Two former members of the Autopilot team, who spoke anonymously in fear of retribution, told the newspaper that the car filmed in the original promo used a three-dimensional digital map of the route that had been planned ahead, a feature that is unavailable to drivers using the commercial version of the system.
They also alleged that during filming, the car hit a roadside barrier on Tesla property while using Autopilot and had to be repaired.The video (which is still used to promote Tesla's Autopilot today), apparently edited out footage of the accident.
When Autopilot 2.0 was released in October 2016, Elon Musk said in a press conference that all new Tesla cars would include the cameras, computing power, and all other hardware required for “full self-driving.” The video in question is titled “Autopilot Full Self-Driving Hardware (Neighborhood Long).”
The video shows a Tesla with a driver behind the wheel, and a caption that reads, "The person in the driver's seat is only there for legal reasons.
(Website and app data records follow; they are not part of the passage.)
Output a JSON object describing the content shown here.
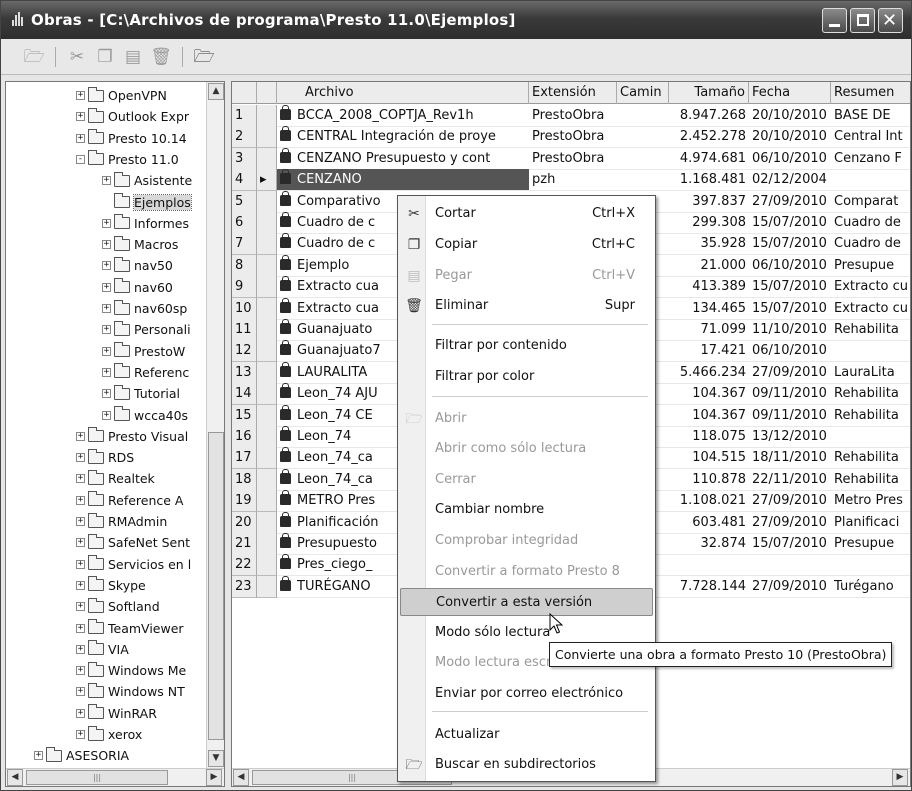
{
  "window": {
    "title": "Obras - [C:\\Archivos de programa\\Presto 11.0\\Ejemplos]"
  },
  "toolbar": {
    "icons": [
      "folder-open-icon",
      "cut-icon",
      "copy-icon",
      "paste-icon",
      "delete-icon",
      "search-folder-icon"
    ]
  },
  "tree": {
    "items": [
      {
        "label": "OpenVPN",
        "level": 2,
        "expander": "+"
      },
      {
        "label": "Outlook Expr",
        "level": 2,
        "expander": "+"
      },
      {
        "label": "Presto 10.14",
        "level": 2,
        "expander": "+"
      },
      {
        "label": "Presto 11.0",
        "level": 2,
        "expander": "-"
      },
      {
        "label": "Asistente",
        "level": 3,
        "expander": "+"
      },
      {
        "label": "Ejemplos",
        "level": 3,
        "expander": "",
        "selected": true
      },
      {
        "label": "Informes",
        "level": 3,
        "expander": "+"
      },
      {
        "label": "Macros",
        "level": 3,
        "expander": "+"
      },
      {
        "label": "nav50",
        "level": 3,
        "expander": "+"
      },
      {
        "label": "nav60",
        "level": 3,
        "expander": "+"
      },
      {
        "label": "nav60sp",
        "level": 3,
        "expander": "+"
      },
      {
        "label": "Personali",
        "level": 3,
        "expander": "+"
      },
      {
        "label": "PrestoW",
        "level": 3,
        "expander": "+"
      },
      {
        "label": "Referenc",
        "level": 3,
        "expander": "+"
      },
      {
        "label": "Tutorial",
        "level": 3,
        "expander": "+"
      },
      {
        "label": "wcca40s",
        "level": 3,
        "expander": "+"
      },
      {
        "label": "Presto Visual",
        "level": 2,
        "expander": "+"
      },
      {
        "label": "RDS",
        "level": 2,
        "expander": "+"
      },
      {
        "label": "Realtek",
        "level": 2,
        "expander": "+"
      },
      {
        "label": "Reference A",
        "level": 2,
        "expander": "+"
      },
      {
        "label": "RMAdmin",
        "level": 2,
        "expander": "+"
      },
      {
        "label": "SafeNet Sent",
        "level": 2,
        "expander": "+"
      },
      {
        "label": "Servicios en l",
        "level": 2,
        "expander": "+"
      },
      {
        "label": "Skype",
        "level": 2,
        "expander": "+"
      },
      {
        "label": "Softland",
        "level": 2,
        "expander": "+"
      },
      {
        "label": "TeamViewer",
        "level": 2,
        "expander": "+"
      },
      {
        "label": "VIA",
        "level": 2,
        "expander": "+"
      },
      {
        "label": "Windows Me",
        "level": 2,
        "expander": "+"
      },
      {
        "label": "Windows NT",
        "level": 2,
        "expander": "+"
      },
      {
        "label": "WinRAR",
        "level": 2,
        "expander": "+"
      },
      {
        "label": "xerox",
        "level": 2,
        "expander": "+"
      },
      {
        "label": "ASESORIA",
        "level": 1,
        "expander": "+"
      }
    ]
  },
  "grid": {
    "columns": [
      "Archivo",
      "Extensión",
      "Camin",
      "Tamaño",
      "Fecha",
      "Resumen"
    ],
    "rows": [
      {
        "num": "1",
        "archivo": "BCCA_2008_COPTJA_Rev1h",
        "ext": "PrestoObra",
        "size": "8.947.268",
        "date": "20/10/2010",
        "resumen": "BASE DE"
      },
      {
        "num": "2",
        "archivo": "CENTRAL Integración de proye",
        "ext": "PrestoObra",
        "size": "2.452.278",
        "date": "20/10/2010",
        "resumen": "Central Int"
      },
      {
        "num": "3",
        "archivo": "CENZANO Presupuesto y cont",
        "ext": "PrestoObra",
        "size": "4.974.681",
        "date": "06/10/2010",
        "resumen": "Cenzano F"
      },
      {
        "num": "4",
        "archivo": "CENZANO",
        "ext": "pzh",
        "size": "1.168.481",
        "date": "02/12/2004",
        "resumen": "",
        "selected": true
      },
      {
        "num": "5",
        "archivo": "Comparativo",
        "ext": "",
        "size": "397.837",
        "date": "27/09/2010",
        "resumen": "Comparat"
      },
      {
        "num": "6",
        "archivo": "Cuadro de c",
        "ext": "",
        "size": "299.308",
        "date": "15/07/2010",
        "resumen": "Cuadro de"
      },
      {
        "num": "7",
        "archivo": "Cuadro de c",
        "ext": "",
        "size": "35.928",
        "date": "15/07/2010",
        "resumen": "Cuadro de"
      },
      {
        "num": "8",
        "archivo": "Ejemplo",
        "ext": "",
        "size": "21.000",
        "date": "06/10/2010",
        "resumen": "Presupue"
      },
      {
        "num": "9",
        "archivo": "Extracto cua",
        "ext": "",
        "size": "413.389",
        "date": "15/07/2010",
        "resumen": "Extracto cu"
      },
      {
        "num": "10",
        "archivo": "Extracto cua",
        "ext": "",
        "size": "134.465",
        "date": "15/07/2010",
        "resumen": "Extracto cu"
      },
      {
        "num": "11",
        "archivo": "Guanajuato",
        "ext": "",
        "size": "71.099",
        "date": "11/10/2010",
        "resumen": "Rehabilita"
      },
      {
        "num": "12",
        "archivo": "Guanajuato7",
        "ext": "",
        "size": "17.421",
        "date": "06/10/2010",
        "resumen": ""
      },
      {
        "num": "13",
        "archivo": "LAURALITA",
        "ext": "",
        "size": "5.466.234",
        "date": "27/09/2010",
        "resumen": "LauraLita"
      },
      {
        "num": "14",
        "archivo": "Leon_74 AJU",
        "ext": "",
        "size": "104.367",
        "date": "09/11/2010",
        "resumen": "Rehabilita"
      },
      {
        "num": "15",
        "archivo": "Leon_74 CE",
        "ext": "",
        "size": "104.367",
        "date": "09/11/2010",
        "resumen": "Rehabilita"
      },
      {
        "num": "16",
        "archivo": "Leon_74",
        "ext": "",
        "size": "118.075",
        "date": "13/12/2010",
        "resumen": ""
      },
      {
        "num": "17",
        "archivo": "Leon_74_ca",
        "ext": "",
        "size": "104.515",
        "date": "18/11/2010",
        "resumen": "Rehabilita"
      },
      {
        "num": "18",
        "archivo": "Leon_74_ca",
        "ext": "",
        "size": "110.878",
        "date": "22/11/2010",
        "resumen": "Rehabilita"
      },
      {
        "num": "19",
        "archivo": "METRO Pres",
        "ext": "",
        "size": "1.108.021",
        "date": "27/09/2010",
        "resumen": "Metro Pres"
      },
      {
        "num": "20",
        "archivo": "Planificación",
        "ext": "",
        "size": "603.481",
        "date": "27/09/2010",
        "resumen": "Planificaci"
      },
      {
        "num": "21",
        "archivo": "Presupuesto",
        "ext": "",
        "size": "32.874",
        "date": "15/07/2010",
        "resumen": "Presupue"
      },
      {
        "num": "22",
        "archivo": "Pres_ciego_",
        "ext": "",
        "size": "",
        "date": "",
        "resumen": ""
      },
      {
        "num": "23",
        "archivo": "TURÉGANO",
        "ext": "",
        "size": "7.728.144",
        "date": "27/09/2010",
        "resumen": "Turégano"
      }
    ]
  },
  "context_menu": {
    "items": [
      {
        "label": "Cortar",
        "shortcut": "Ctrl+X",
        "icon": "cut-icon",
        "disabled": false
      },
      {
        "label": "Copiar",
        "shortcut": "Ctrl+C",
        "icon": "copy-icon",
        "disabled": false
      },
      {
        "label": "Pegar",
        "shortcut": "Ctrl+V",
        "icon": "paste-icon",
        "disabled": true
      },
      {
        "label": "Eliminar",
        "shortcut": "Supr",
        "icon": "delete-icon",
        "disabled": false
      },
      {
        "label": "Filtrar por contenido",
        "shortcut": "",
        "icon": "",
        "disabled": false
      },
      {
        "label": "Filtrar por color",
        "shortcut": "",
        "icon": "",
        "disabled": false
      },
      {
        "label": "Abrir",
        "shortcut": "",
        "icon": "folder-open-icon",
        "disabled": true
      },
      {
        "label": "Abrir como sólo lectura",
        "shortcut": "",
        "icon": "",
        "disabled": true
      },
      {
        "label": "Cerrar",
        "shortcut": "",
        "icon": "",
        "disabled": true
      },
      {
        "label": "Cambiar nombre",
        "shortcut": "",
        "icon": "",
        "disabled": false
      },
      {
        "label": "Comprobar integridad",
        "shortcut": "",
        "icon": "",
        "disabled": true
      },
      {
        "label": "Convertir a formato Presto 8",
        "shortcut": "",
        "icon": "",
        "disabled": true
      },
      {
        "label": "Convertir a esta versión",
        "shortcut": "",
        "icon": "",
        "disabled": false,
        "highlighted": true
      },
      {
        "label": "Modo sólo lectura",
        "shortcut": "",
        "icon": "",
        "disabled": false
      },
      {
        "label": "Modo lectura escritura",
        "shortcut": "",
        "icon": "",
        "disabled": true
      },
      {
        "label": "Enviar por correo electrónico",
        "shortcut": "",
        "icon": "",
        "disabled": false
      },
      {
        "label": "Actualizar",
        "shortcut": "",
        "icon": "",
        "disabled": false
      },
      {
        "label": "Buscar en subdirectorios",
        "shortcut": "",
        "icon": "search-folder-icon",
        "disabled": false
      }
    ]
  },
  "tooltip": {
    "text": "Convierte una obra a formato Presto 10 (PrestoObra)"
  }
}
He is not doing anything. The car is driving itself."
When the Tesla CEO made these claims at a news conference in 2016, his engineering team was taken aback, with some feeling that he was promising something that was not possible.
Musk is accused of ignoring his engineers’ concerns and overselling the capabilities of Tesla’s advanced driver aids for years.
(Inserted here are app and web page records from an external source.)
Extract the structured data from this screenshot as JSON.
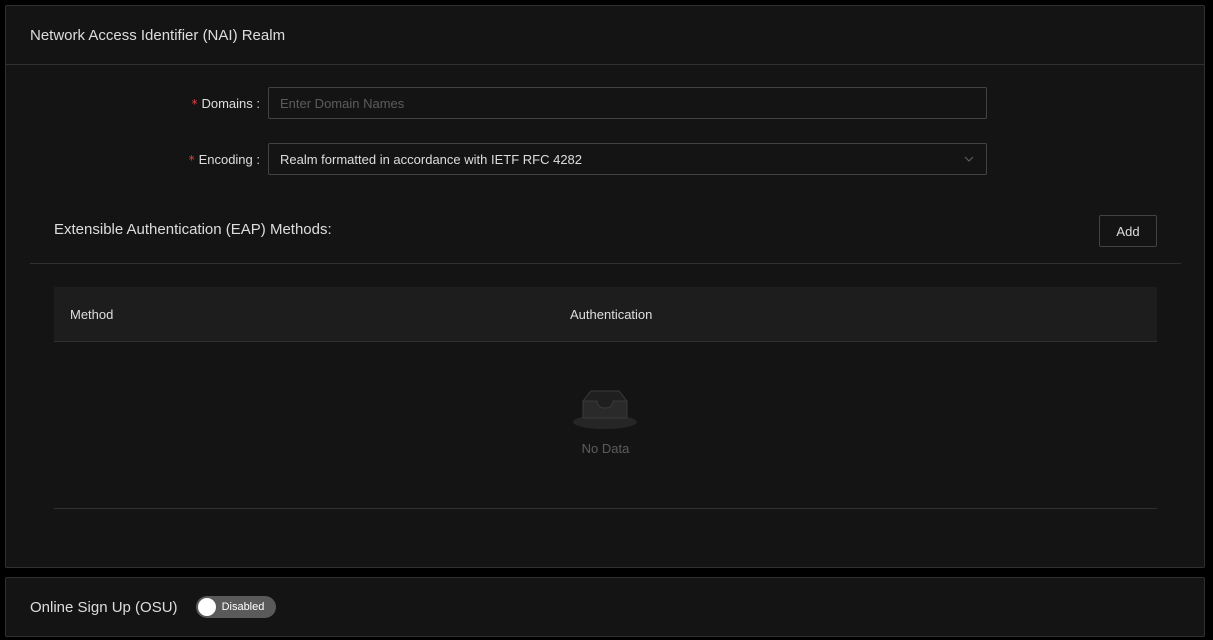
{
  "nai_realm": {
    "title": "Network Access Identifier (NAI) Realm",
    "domains": {
      "required_mark": "*",
      "label": "Domains :",
      "value": "",
      "placeholder": "Enter Domain Names"
    },
    "encoding": {
      "required_mark": "*",
      "label": "Encoding :",
      "selected": "Realm formatted in accordance with IETF RFC 4282",
      "icon": "chevron-down-icon"
    },
    "eap": {
      "title": "Extensible Authentication (EAP) Methods:",
      "add_label": "Add",
      "table": {
        "columns": [
          "Method",
          "Authentication"
        ],
        "rows": [],
        "empty_icon": "empty-inbox-icon",
        "empty_text": "No Data"
      }
    }
  },
  "osu": {
    "title": "Online Sign Up (OSU)",
    "toggle": {
      "state": "off",
      "label": "Disabled"
    }
  },
  "colors": {
    "background": "#000000",
    "card": "#141414",
    "border": "#303030",
    "required": "#dc4446"
  }
}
This news comes as part of a more thorough investigative story that alleges Tesla may have sacrificed overall safety to fit the vision of Autopilot conceived by CEO Elon Musk. The report considers the information gathered by 19 former Tesla employees, all of whom spoke anonymously.
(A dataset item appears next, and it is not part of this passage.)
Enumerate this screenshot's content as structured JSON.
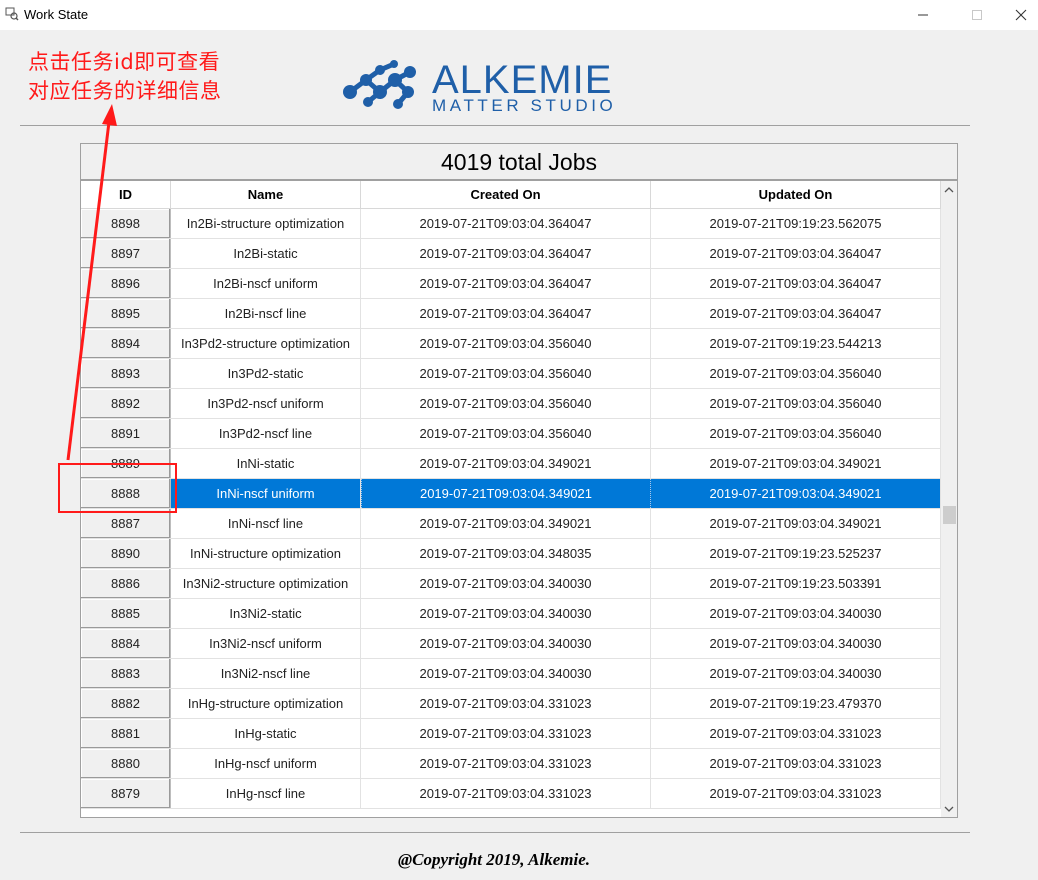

According to the investigation, the video may have been more of a conception promo than tech that was readily available at that time.
The engineers added that Tesla’s decision to stop using radar was also resisted internally. The decision was driven by Musk’s assertion that a human can drive with eyes, so a car should be able to drive with cameras. This analogy has been blatantly refuted by other autonomous driving researchers.
Schuyler Cullen, who oversaw Samsung’s autonomous driving team, says “cameras are not eyes! Pixels are not retinal ganglia! The F.S.D. computer is nothing like the visual cortex!”
Others have chimed in on the matter too, with Amnon Shashua, CEO of Mobileye, accusing Tesla of being driven more by sales than facts.
“One should not be hung up on what Tesla says,” Shashua says. “Truth is not necessarily their end goal. The end goal is to build a business.”
The New York Times say they've made multiple requests to Elon Musk and a “top Tesla lawyer ” over several weeks for a comment on the story, all of which remain unanswered.